When constructing my own ballot, I pretended as though I actually had a vote. That means I needed to be conscious of who could fall off the ballot, who has the best chances to make a significant leap, and who has only one more chance. It also means I could only choose ten, even though there are fourteen players I’d select if each was subject to a simple yes/no vote.
Those ten players are: Bagwell, Bonds, Clemens, Guerrero, Hoffman, Mussina, Raines, Sosa, Wagner, and Walker.
If I could choose more than ten I would also vote for Kent, Martinez, Rodriguez, and Sheffield. I think they’re Hall of Famers; it’s just very difficult to find enough room for all of the worthy candidates.
For McGriff, Posada, Schilling, and Smith, they don’t make the cut for me this year, although my opinion could change on a couple of them in the future, as it did with Martinez’s case.
Manny Ramirez is a different story. As a player, he’s easily a Hall of Famer. However, I make a distinction between players who used PEDs before they were banned by MLB and players like Ramirez who were suspended after testing was implemented.
As with many of the statistically driven articles on this site, Baseball Reference proved again to be an invaluable source of information. Nearly every statistical total in this article was found on the site, and many of the comparisons were found through its Play Index feature.

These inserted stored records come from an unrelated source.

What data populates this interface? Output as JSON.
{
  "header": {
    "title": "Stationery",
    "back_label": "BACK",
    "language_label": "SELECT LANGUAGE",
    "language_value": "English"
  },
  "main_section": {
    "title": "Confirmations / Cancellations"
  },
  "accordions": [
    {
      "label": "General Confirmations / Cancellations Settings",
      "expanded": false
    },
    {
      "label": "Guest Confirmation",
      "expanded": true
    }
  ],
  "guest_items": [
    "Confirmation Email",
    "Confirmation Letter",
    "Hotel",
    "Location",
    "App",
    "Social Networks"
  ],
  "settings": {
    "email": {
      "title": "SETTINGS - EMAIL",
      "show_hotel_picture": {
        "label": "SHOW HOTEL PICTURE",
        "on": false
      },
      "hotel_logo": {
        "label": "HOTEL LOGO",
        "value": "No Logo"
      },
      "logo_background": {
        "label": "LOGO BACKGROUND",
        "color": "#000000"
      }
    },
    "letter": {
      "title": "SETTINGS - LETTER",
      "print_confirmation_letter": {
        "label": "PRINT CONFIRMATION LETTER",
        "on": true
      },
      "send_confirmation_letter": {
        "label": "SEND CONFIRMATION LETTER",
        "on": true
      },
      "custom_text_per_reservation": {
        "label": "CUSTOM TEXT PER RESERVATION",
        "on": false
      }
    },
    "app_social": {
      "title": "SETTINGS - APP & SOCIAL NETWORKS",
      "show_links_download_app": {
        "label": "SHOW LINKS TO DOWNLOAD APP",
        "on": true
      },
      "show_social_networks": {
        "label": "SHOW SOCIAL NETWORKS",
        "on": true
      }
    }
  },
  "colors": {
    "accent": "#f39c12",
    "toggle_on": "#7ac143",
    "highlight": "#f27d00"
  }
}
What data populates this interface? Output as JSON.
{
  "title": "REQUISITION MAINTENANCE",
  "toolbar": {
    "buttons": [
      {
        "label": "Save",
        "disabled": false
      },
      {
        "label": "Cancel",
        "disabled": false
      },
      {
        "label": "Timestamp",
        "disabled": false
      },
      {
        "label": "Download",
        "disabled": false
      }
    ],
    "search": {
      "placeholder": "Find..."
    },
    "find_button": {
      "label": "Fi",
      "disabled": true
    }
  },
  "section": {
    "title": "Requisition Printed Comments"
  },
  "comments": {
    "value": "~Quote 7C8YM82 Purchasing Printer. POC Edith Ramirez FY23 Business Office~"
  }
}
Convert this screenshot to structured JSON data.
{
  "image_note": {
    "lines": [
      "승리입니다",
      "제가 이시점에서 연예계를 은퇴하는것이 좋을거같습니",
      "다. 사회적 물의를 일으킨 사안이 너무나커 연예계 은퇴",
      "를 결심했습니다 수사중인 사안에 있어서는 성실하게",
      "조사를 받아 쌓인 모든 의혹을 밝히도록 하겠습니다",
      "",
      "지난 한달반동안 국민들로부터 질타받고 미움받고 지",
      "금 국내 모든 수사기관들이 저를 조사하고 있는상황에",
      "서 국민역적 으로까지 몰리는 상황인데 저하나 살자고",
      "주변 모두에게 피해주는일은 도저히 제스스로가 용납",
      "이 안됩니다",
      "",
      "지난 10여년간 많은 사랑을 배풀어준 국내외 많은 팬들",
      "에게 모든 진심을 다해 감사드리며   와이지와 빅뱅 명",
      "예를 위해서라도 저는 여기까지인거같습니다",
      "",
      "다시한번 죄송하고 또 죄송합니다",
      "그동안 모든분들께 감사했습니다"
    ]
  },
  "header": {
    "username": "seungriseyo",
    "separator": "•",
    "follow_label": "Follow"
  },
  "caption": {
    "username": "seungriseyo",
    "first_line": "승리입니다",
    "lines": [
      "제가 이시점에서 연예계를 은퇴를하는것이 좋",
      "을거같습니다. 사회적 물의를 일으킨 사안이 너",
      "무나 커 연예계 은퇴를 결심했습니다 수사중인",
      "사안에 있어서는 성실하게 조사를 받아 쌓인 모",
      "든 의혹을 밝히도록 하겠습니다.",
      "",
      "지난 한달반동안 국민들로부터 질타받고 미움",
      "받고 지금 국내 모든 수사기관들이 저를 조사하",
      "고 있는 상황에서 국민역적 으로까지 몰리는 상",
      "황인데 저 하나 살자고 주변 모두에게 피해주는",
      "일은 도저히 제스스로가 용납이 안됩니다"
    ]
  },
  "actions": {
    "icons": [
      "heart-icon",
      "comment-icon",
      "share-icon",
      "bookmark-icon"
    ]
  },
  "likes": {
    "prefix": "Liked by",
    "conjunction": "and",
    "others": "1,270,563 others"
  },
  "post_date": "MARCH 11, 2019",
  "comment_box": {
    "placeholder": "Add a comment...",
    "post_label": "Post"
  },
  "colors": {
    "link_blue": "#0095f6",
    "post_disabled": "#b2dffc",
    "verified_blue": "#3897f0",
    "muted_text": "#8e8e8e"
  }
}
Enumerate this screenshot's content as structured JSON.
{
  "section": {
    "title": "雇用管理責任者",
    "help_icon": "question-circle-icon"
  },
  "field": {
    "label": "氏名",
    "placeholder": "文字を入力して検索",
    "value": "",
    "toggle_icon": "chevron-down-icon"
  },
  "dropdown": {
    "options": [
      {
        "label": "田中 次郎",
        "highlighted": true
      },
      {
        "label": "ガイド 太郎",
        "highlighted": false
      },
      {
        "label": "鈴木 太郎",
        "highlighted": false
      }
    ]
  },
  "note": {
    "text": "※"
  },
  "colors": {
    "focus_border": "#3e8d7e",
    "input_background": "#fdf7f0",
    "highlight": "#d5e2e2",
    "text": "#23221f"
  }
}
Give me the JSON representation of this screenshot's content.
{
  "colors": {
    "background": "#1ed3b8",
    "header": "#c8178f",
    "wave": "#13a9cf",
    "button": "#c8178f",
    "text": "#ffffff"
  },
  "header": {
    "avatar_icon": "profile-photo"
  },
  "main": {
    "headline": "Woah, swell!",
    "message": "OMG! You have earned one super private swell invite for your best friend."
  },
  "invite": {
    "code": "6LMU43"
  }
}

Another big thanks is owed to the aforementioned Ryan Thibodaux, whose Ballot Tracker provides outstanding insight and analysis into the voting process. If you’re at all interested in the Hall of Fame voting process, Thibodaux’s work is a must-follow.